The current COVID-19 story is that we have new, more-infectious variants of COVID-19 here in the U.S. And so, in theory, we’re in a race between the spread of those more infectious variants, on the one hand, and vaccination, on the other.
Over the past few weeks I’ve been tracking the COVID-19 new case data, waiting for new-case rates in a handful of states to turn upward. These are states that, based on CDC or other data, were reported to have a high fraction of at least one of those new variants.
And now, those new-case rates have turned upward. Mostly. And, yeah, rates appear to be turning upward at more-or-less the time you would expect, based on prevalence of the new variants. (When about half of cases are the new variants.)
But new case rates have also turned up in a lot of states where the presumed prevalence of those new variants is far less. At more-or-less the same time as the high-variant states. And at more-or-less the same rate as those states.
You may find other people who are just rock-solid sure that they are looking at the impact of these new COVID-19 variants. But I’m not so sure what I’m looking at.
Regardless of the reason, the data are what they are. New case rates are rising.
Nationally, in three graphs: 1) We’re now back to 24% of the peak level, 2) the overall US trend is up, and 3) cases rose yesterday in the overwhelming majority of states.
Pace of vaccination and limits of vaccine acceptance.
That said, the pace of vaccination is picking up, and we have not yet reached the limits of vaccine acceptance in the elderly. Here are my most recent snapshots of the CDC COVID data tracker, showing fraction of the elderly vaccinated. That’s a rate of 0.5 percentage points per day, so this has not yet stalled out.
In Virginia, snapshots from 3/27/2021 (top) and 3/22/2021 (bottom) show about 0.4 percentage points per day, or roughly the same pace as the U.S. data.
The upshot of all of that is that vaccination of the elderly continues apace, and, contrary to what I guessed would happen, we have not yet hit the limit of vaccine acceptance in the elderly.
If I now update my “herd immunity” chart based on the recent record of more than 3M vaccine shots per day, then here’s where we stand, and where we would be projected to stand as of April 1 2021.
(I should say that this chart continues to assume that once you’ve had COVID-19, you are fully immune. There’s now a pretty good body of evidence to say that some modest fraction of that population is subject to re-infection. But my impression is that re-infections are not nearly as dangerous, on average, as the initial infection. So, for consistency, I’m sticking with the (incorrect) assumption of 100% immunity of the already-infected population.)
Here’s the same chart, the last time I recalculated it, less than two weeks ago.
So, we are making slow progress.
If you look at the state-level detail, it’s not crystal clear that this is being driven (or, driven only) by the more-infectious variants. New case rates are turning upward all over, not just in the states presumed to have a high fraction of these new variants.
As you can see below, the majority of states are trending upwards now in the Northeast, South Atlantic, and Midwest regions. The South Central, Mountain, and Pacific regions are more mixed.

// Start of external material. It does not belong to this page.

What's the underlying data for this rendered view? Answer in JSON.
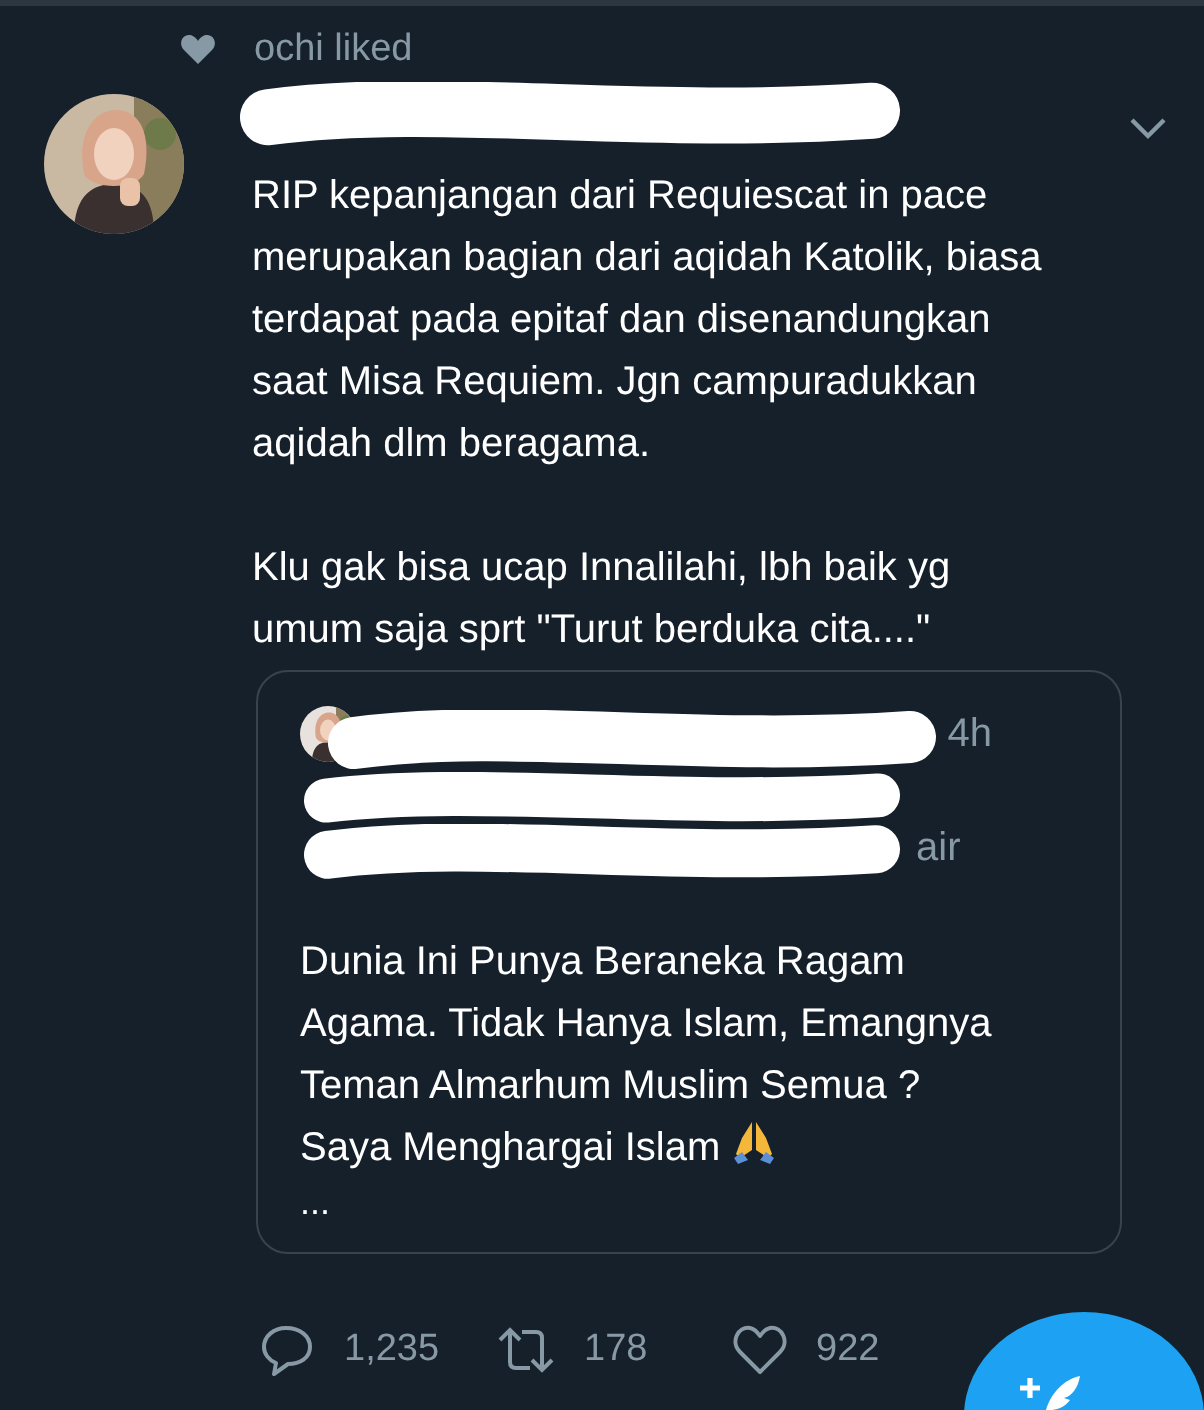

And that’s what has me a little uncertain as to what’s going on. Everybody noted that Florida had a high incidence of these new variants. But nobody said that about (e.g.) West Virginia, New Hampshire, Vermont, or North Dakota. But new case rates are rising as fast there as they are in (say) New York State.
So whatever is driving this, it doesn’t seem to be quite as simple as “new COVID-19 variants”. Either that, or the distribution of those new variants managed to even itself out across all those states, in just a few weeks.